**INPUT FOR THIS TASK:**
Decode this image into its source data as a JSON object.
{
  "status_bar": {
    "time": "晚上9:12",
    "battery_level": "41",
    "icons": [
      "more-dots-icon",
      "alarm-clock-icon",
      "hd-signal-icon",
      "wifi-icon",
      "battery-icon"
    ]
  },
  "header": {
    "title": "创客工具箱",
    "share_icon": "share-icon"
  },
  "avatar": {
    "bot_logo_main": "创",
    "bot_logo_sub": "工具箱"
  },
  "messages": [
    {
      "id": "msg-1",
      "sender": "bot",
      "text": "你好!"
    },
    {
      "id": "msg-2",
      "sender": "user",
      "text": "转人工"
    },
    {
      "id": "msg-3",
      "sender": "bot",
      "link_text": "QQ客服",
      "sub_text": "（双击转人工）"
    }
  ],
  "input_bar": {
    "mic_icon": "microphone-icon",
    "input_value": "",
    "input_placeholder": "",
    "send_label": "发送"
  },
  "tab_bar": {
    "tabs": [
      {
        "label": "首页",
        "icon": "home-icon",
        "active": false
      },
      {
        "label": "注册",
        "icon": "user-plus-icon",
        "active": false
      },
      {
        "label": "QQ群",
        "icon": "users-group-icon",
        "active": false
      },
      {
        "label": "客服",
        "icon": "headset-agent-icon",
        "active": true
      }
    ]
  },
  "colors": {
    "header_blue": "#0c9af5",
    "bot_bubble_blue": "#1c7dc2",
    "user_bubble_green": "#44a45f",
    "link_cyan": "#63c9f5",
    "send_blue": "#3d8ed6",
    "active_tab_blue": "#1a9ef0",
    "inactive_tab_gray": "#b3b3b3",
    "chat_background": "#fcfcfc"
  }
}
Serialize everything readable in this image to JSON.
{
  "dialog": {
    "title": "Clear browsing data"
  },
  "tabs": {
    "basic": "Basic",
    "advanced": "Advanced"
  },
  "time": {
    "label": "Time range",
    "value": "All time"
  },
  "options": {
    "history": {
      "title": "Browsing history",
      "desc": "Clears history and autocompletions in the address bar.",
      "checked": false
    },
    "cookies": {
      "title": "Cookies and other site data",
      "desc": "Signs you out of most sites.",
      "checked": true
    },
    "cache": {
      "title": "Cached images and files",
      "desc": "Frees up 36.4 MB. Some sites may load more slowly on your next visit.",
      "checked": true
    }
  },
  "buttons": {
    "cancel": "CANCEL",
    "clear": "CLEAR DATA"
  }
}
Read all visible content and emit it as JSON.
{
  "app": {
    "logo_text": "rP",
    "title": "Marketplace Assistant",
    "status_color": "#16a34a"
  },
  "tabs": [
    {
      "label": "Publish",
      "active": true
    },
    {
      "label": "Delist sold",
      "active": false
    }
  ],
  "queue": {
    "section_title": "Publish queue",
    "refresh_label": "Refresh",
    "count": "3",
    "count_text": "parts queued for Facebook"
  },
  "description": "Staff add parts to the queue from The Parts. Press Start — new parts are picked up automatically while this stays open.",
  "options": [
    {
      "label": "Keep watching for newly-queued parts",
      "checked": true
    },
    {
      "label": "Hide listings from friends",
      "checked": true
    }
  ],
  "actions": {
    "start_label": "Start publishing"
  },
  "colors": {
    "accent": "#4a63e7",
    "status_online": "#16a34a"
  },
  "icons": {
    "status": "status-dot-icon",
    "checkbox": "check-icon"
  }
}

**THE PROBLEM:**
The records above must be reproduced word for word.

**EXPECTED OUTPUT:**
Decode this image into its source data as a JSON object.
{
  "status_bar": {
    "time": "晚上9:12",
    "battery_level": "41",
    "icons": [
      "more-dots-icon",
      "alarm-clock-icon",
      "hd-signal-icon",
      "wifi-icon",
      "battery-icon"
    ]
  },
  "header": {
    "title": "创客工具箱",
    "share_icon": "share-icon"
  },
  "avatar": {
    "bot_logo_main": "创",
    "bot_logo_sub": "工具箱"
  },
  "messages": [
    {
      "id": "msg-1",
      "sender": "bot",
      "text": "你好!"
    },
    {
      "id": "msg-2",
      "sender": "user",
      "text": "转人工"
    },
    {
      "id": "msg-3",
      "sender": "bot",
      "link_text": "QQ客服",
      "sub_text": "（双击转人工）"
    }
  ],
  "input_bar": {
    "mic_icon": "microphone-icon",
    "input_value": "",
    "input_placeholder": "",
    "send_label": "发送"
  },
  "tab_bar": {
    "tabs": [
      {
        "label": "首页",
        "icon": "home-icon",
        "active": false
      },
      {
        "label": "注册",
        "icon": "user-plus-icon",
        "active": false
      },
      {
        "label": "QQ群",
        "icon": "users-group-icon",
        "active": false
      },
      {
        "label": "客服",
        "icon": "headset-agent-icon",
        "active": true
      }
    ]
  },
  "colors": {
    "header_blue": "#0c9af5",
    "bot_bubble_blue": "#1c7dc2",
    "user_bubble_green": "#44a45f",
    "link_cyan": "#63c9f5",
    "send_blue": "#3d8ed6",
    "active_tab_blue": "#1a9ef0",
    "inactive_tab_gray": "#b3b3b3",
    "chat_background": "#fcfcfc"
  }
}
Serialize everything readable in this image to JSON.
{
  "dialog": {
    "title": "Clear browsing data"
  },
  "tabs": {
    "basic": "Basic",
    "advanced": "Advanced"
  },
  "time": {
    "label": "Time range",
    "value": "All time"
  },
  "options": {
    "history": {
      "title": "Browsing history",
      "desc": "Clears history and autocompletions in the address bar.",
      "checked": false
    },
    "cookies": {
      "title": "Cookies and other site data",
      "desc": "Signs you out of most sites.",
      "checked": true
    },
    "cache": {
      "title": "Cached images and files",
      "desc": "Frees up 36.4 MB. Some sites may load more slowly on your next visit.",
      "checked": true
    }
  },
  "buttons": {
    "cancel": "CANCEL",
    "clear": "CLEAR DATA"
  }
}
Read all visible content and emit it as JSON.
{
  "app": {
    "logo_text": "rP",
    "title": "Marketplace Assistant",
    "status_color": "#16a34a"
  },
  "tabs": [
    {
      "label": "Publish",
      "active": true
    },
    {
      "label": "Delist sold",
      "active": false
    }
  ],
  "queue": {
    "section_title": "Publish queue",
    "refresh_label": "Refresh",
    "count": "3",
    "count_text": "parts queued for Facebook"
  },
  "description": "Staff add parts to the queue from The Parts. Press Start — new parts are picked up automatically while this stays open.",
  "options": [
    {
      "label": "Keep watching for newly-queued parts",
      "checked": true
    },
    {
      "label": "Hide listings from friends",
      "checked": true
    }
  ],
  "actions": {
    "start_label": "Start publishing"
  },
  "colors": {
    "accent": "#4a63e7",
    "status_online": "#16a34a"
  },
  "icons": {
    "status": "status-dot-icon",
    "checkbox": "check-icon"
  }
}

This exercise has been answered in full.